What to do -
Count, in the entries below, the lines in which "this" occurs. Give the number, nothing more.

*** Opening of Material supplied ***

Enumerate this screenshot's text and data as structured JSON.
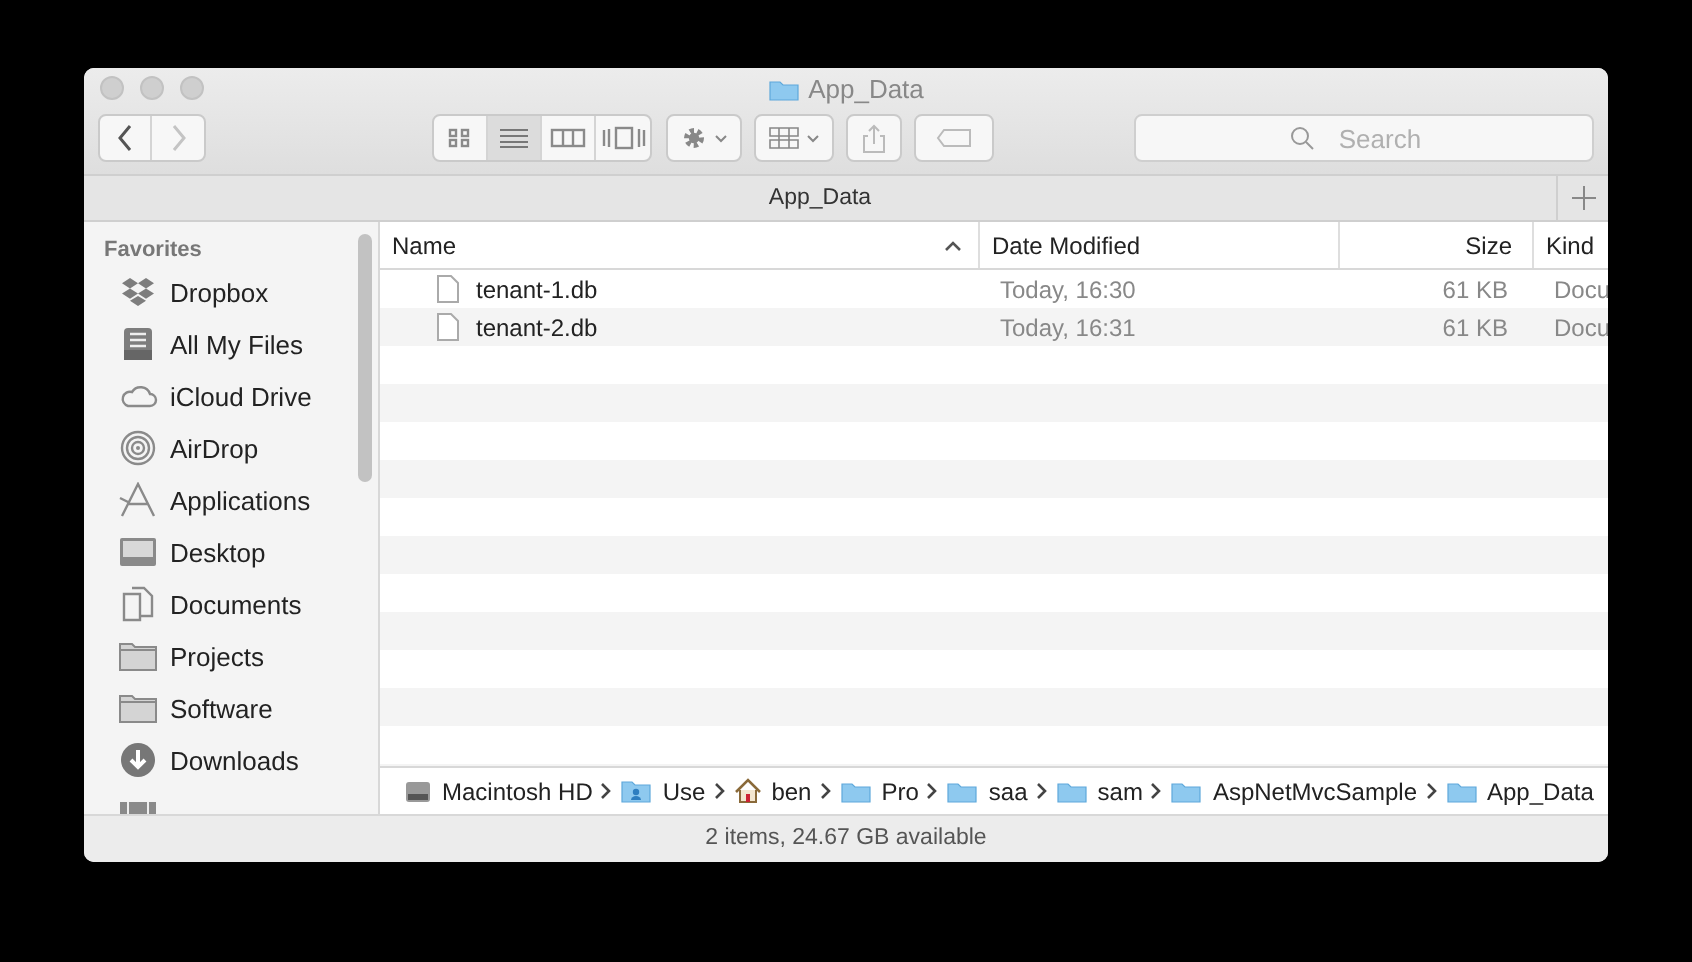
{
  "window": {
    "title": "App_Data"
  },
  "toolbar": {
    "nav": [
      {
        "kind": "back",
        "disabled": false
      },
      {
        "kind": "forward",
        "disabled": true
      }
    ],
    "view_modes": [
      {
        "kind": "icons",
        "selected": false
      },
      {
        "kind": "list",
        "selected": true
      },
      {
        "kind": "columns",
        "selected": false
      },
      {
        "kind": "coverflow",
        "selected": false
      }
    ],
    "search": {
      "placeholder": "Search"
    }
  },
  "tab_bar": {
    "title": "App_Data"
  },
  "sidebar": {
    "heading": "Favorites",
    "items": [
      {
        "label": "Dropbox",
        "kind": "dropbox"
      },
      {
        "label": "All My Files",
        "kind": "allfiles"
      },
      {
        "label": "iCloud Drive",
        "kind": "cloud"
      },
      {
        "label": "AirDrop",
        "kind": "airdrop"
      },
      {
        "label": "Applications",
        "kind": "apps"
      },
      {
        "label": "Desktop",
        "kind": "desktop"
      },
      {
        "label": "Documents",
        "kind": "documents"
      },
      {
        "label": "Projects",
        "kind": "folder"
      },
      {
        "label": "Software",
        "kind": "folder"
      },
      {
        "label": "Downloads",
        "kind": "downloads"
      }
    ]
  },
  "table": {
    "columns": [
      {
        "label": "Name",
        "sorted": true
      },
      {
        "label": "Date Modified",
        "sorted": false
      },
      {
        "label": "Size",
        "sorted": false
      },
      {
        "label": "Kind",
        "sorted": false
      }
    ],
    "rows": [
      {
        "name": "tenant-1.db",
        "date": "Today, 16:30",
        "size": "61 KB",
        "kind": "Docu"
      },
      {
        "name": "tenant-2.db",
        "date": "Today, 16:31",
        "size": "61 KB",
        "kind": "Docu"
      }
    ]
  },
  "path_bar": [
    {
      "label": "Macintosh HD",
      "kind": "disk"
    },
    {
      "label": "Use",
      "kind": "users"
    },
    {
      "label": "ben",
      "kind": "home"
    },
    {
      "label": "Pro",
      "kind": "folder"
    },
    {
      "label": "saa",
      "kind": "folder"
    },
    {
      "label": "sam",
      "kind": "folder"
    },
    {
      "label": "AspNetMvcSample",
      "kind": "folder"
    },
    {
      "label": "App_Data",
      "kind": "folder"
    }
  ],
  "status_bar": "2 items, 24.67 GB available"
}
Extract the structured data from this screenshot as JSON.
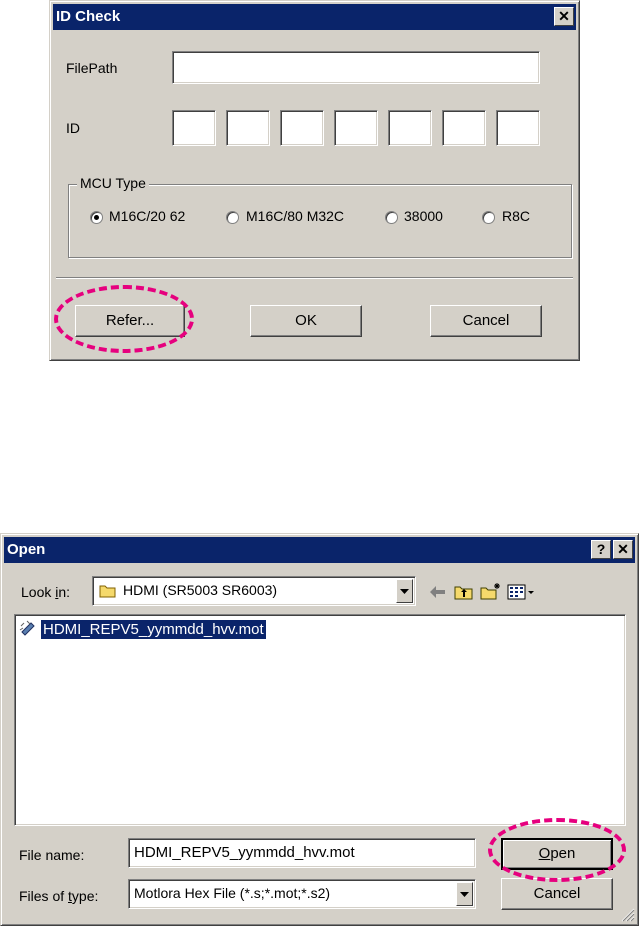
{
  "idcheck": {
    "title": "ID Check",
    "close_glyph": "✕",
    "filepath_label": "FilePath",
    "filepath_value": "",
    "id_label": "ID",
    "id_fields": [
      "",
      "",
      "",
      "",
      "",
      "",
      ""
    ],
    "mcu_group_title": "MCU Type",
    "mcu_options": [
      {
        "label": "M16C/20 62",
        "checked": true
      },
      {
        "label": "M16C/80  M32C",
        "checked": false
      },
      {
        "label": "38000",
        "checked": false
      },
      {
        "label": "R8C",
        "checked": false
      }
    ],
    "refer_label": "Refer...",
    "ok_label": "OK",
    "cancel_label": "Cancel"
  },
  "open_dialog": {
    "title": "Open",
    "help_glyph": "?",
    "close_glyph": "✕",
    "lookin_label_pre": "Look ",
    "lookin_label_u": "i",
    "lookin_label_post": "n:",
    "lookin_value": "HDMI (SR5003 SR6003)",
    "files": [
      "HDMI_REPV5_yymmdd_hvv.mot"
    ],
    "filename_label": "File name:",
    "filename_value": "HDMI_REPV5_yymmdd_hvv.mot",
    "filetype_label_pre": "Files of ",
    "filetype_label_u": "t",
    "filetype_label_post": "ype:",
    "filetype_value": "Motlora Hex File (*.s;*.mot;*.s2)",
    "open_label_u": "O",
    "open_label_rest": "pen",
    "cancel_label": "Cancel"
  },
  "colors": {
    "titlebar": "#0a246a",
    "highlight": "#e6007e",
    "selection": "#0a246a"
  }
}
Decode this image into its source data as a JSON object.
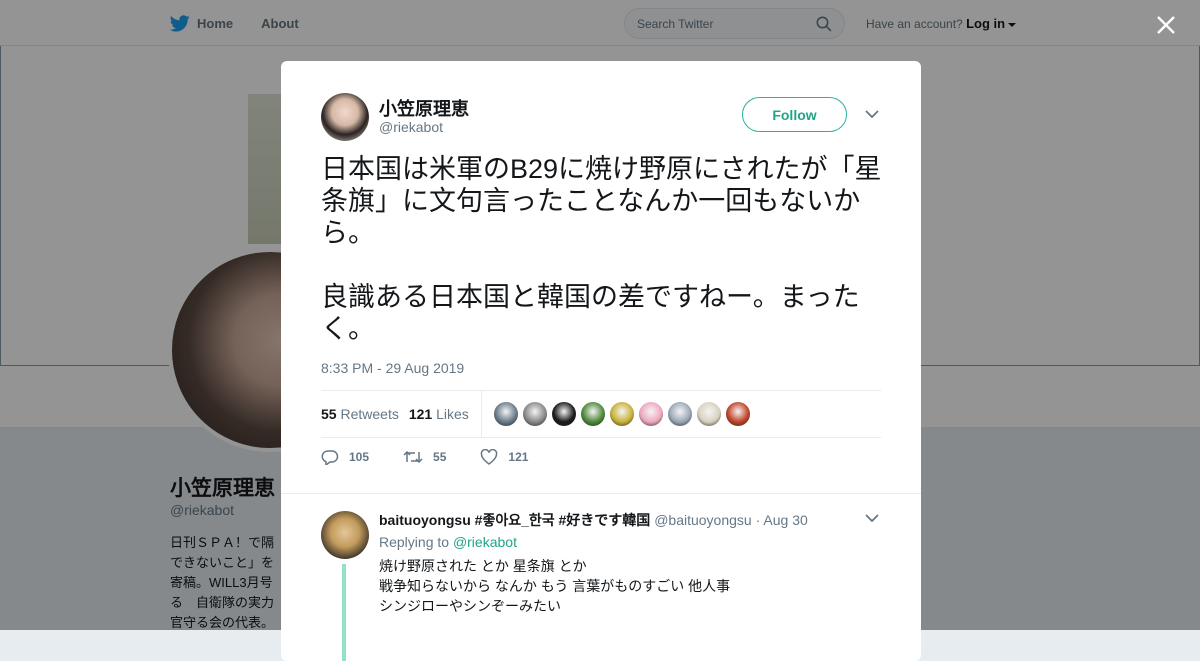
{
  "nav": {
    "home_label": "Home",
    "about_label": "About",
    "search_placeholder": "Search Twitter",
    "have_account": "Have an account?",
    "login_label": "Log in"
  },
  "profile": {
    "name": "小笠原理恵",
    "handle": "@riekabot",
    "bio": "日刊ＳＰＡ！で隔\nできないこと」を\n寄稿。WILL3月号\nる　自衛隊の実力\n官守る会の代表。"
  },
  "tweet": {
    "name": "小笠原理恵",
    "handle": "@riekabot",
    "follow_label": "Follow",
    "text": "日本国は米軍のB29に焼け野原にされたが「星条旗」に文句言ったことなんか一回もないから。\n\n良識ある日本国と韓国の差ですねー。まったく。",
    "timestamp": "8:33 PM - 29 Aug 2019",
    "retweets_count": "55",
    "retweets_label": "Retweets",
    "likes_count": "121",
    "likes_label": "Likes",
    "liker_avatar_colors": [
      "#6b7b8c",
      "#8a8a8a",
      "#1b1b1b",
      "#4f8a3c",
      "#c9b13a",
      "#f0a8c0",
      "#9aa9b6",
      "#d9d2c2",
      "#c0442a"
    ],
    "actions": {
      "replies": "105",
      "retweets": "55",
      "likes": "121"
    }
  },
  "reply": {
    "name": "baituoyongsu #좋아요_한국 #好きです韓国",
    "handle": "@baituoyongsu",
    "date": "· Aug 30",
    "replying_prefix": "Replying to",
    "replying_to": "@riekabot",
    "text": "焼け野原された とか 星条旗 とか\n戦争知らないから なんか もう 言葉がものすごい 他人事\nシンジローやシンぞーみたい"
  },
  "colors": {
    "accent": "#1fa587",
    "twitter_blue": "#1da1f2",
    "thread_line": "#94e2c6"
  }
}
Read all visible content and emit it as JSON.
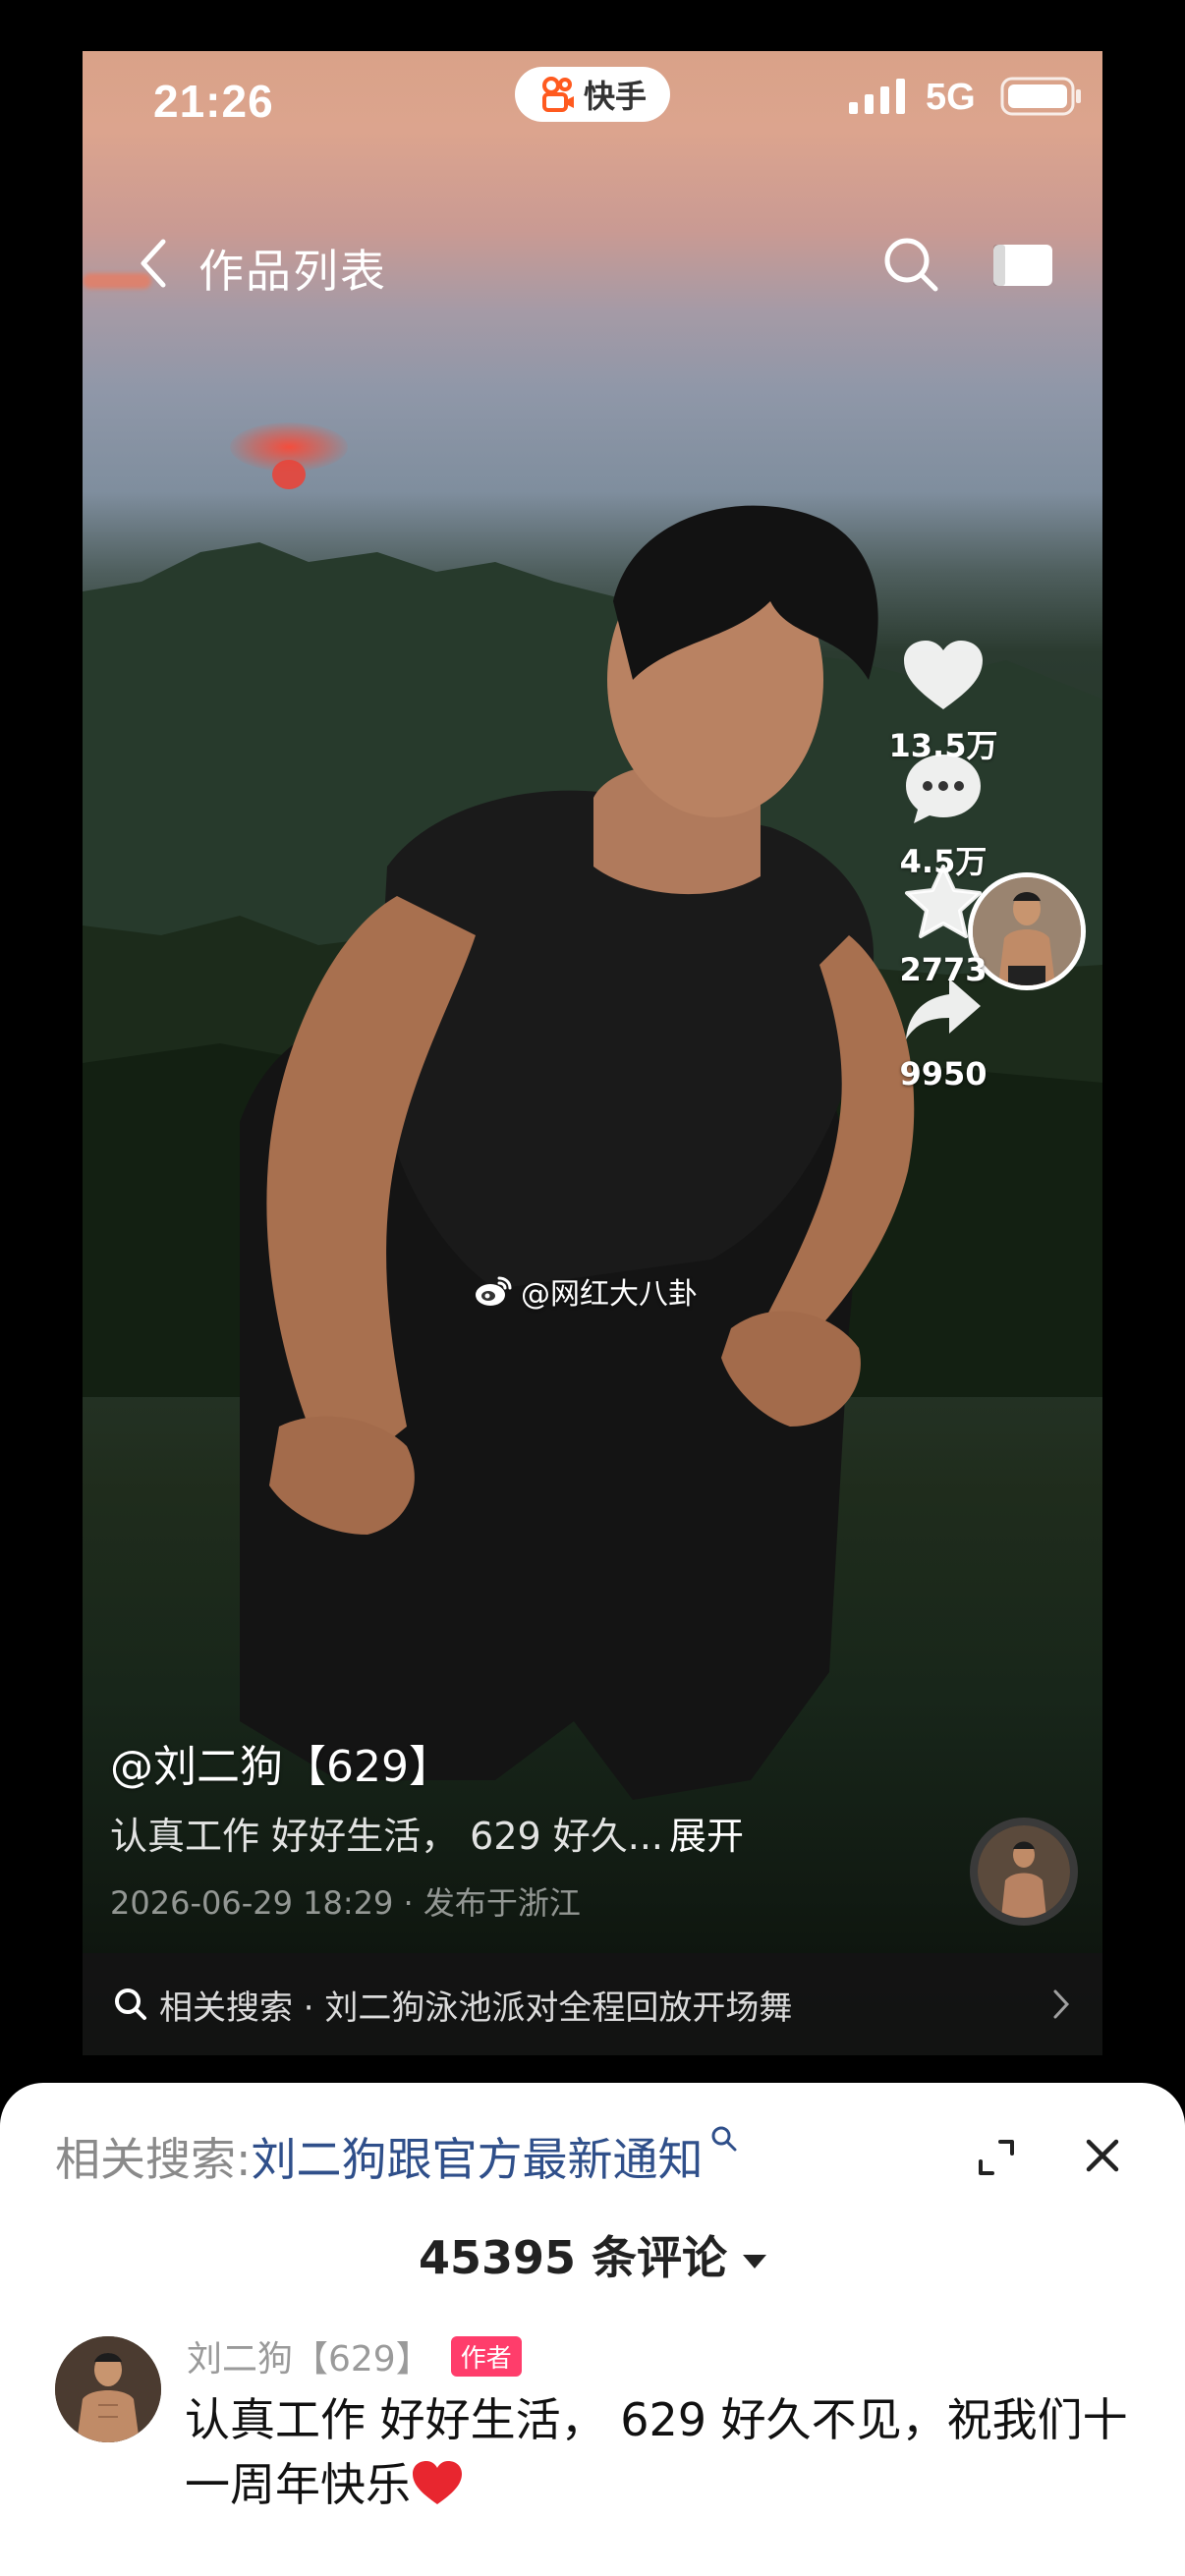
{
  "status_bar": {
    "time": "21:26",
    "app_name": "快手",
    "network": "5G"
  },
  "nav": {
    "title": "作品列表"
  },
  "rail": {
    "likes": "13.5万",
    "comments": "4.5万",
    "favorites": "2773",
    "shares": "9950"
  },
  "watermark": "@网红大八卦",
  "caption": {
    "author": "@刘二狗【629】",
    "description": "认真工作 好好生活， 629 好久...",
    "expand": "展开",
    "publish_info": "2026-06-29 18:29 · 发布于浙江"
  },
  "related_bar": {
    "text": "相关搜索 · 刘二狗泳池派对全程回放开场舞"
  },
  "sheet": {
    "search_label": "相关搜索:",
    "search_link": "刘二狗跟官方最新通知",
    "comment_count": "45395 条评论",
    "comment": {
      "name": "刘二狗【629】",
      "badge": "作者",
      "text": "认真工作 好好生活， 629 好久不见，祝我们十一周年快乐"
    }
  },
  "colors": {
    "link": "#2f4f8a",
    "author_badge": "#ff3d6b",
    "sky_top": "#d9a288",
    "sun": "#e8453a"
  },
  "icons": [
    "back-icon",
    "search-icon",
    "screen-icon",
    "heart-icon",
    "comment-icon",
    "star-icon",
    "share-icon",
    "expand-icon",
    "close-icon",
    "weibo-icon"
  ]
}
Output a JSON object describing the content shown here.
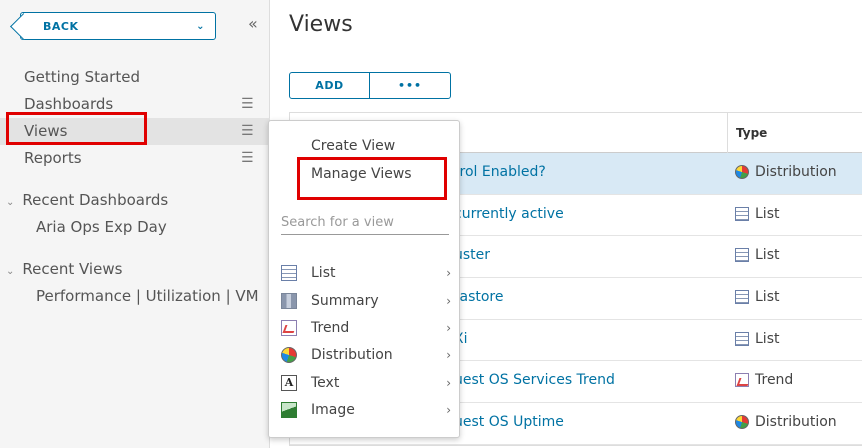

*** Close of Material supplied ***

Response area -
3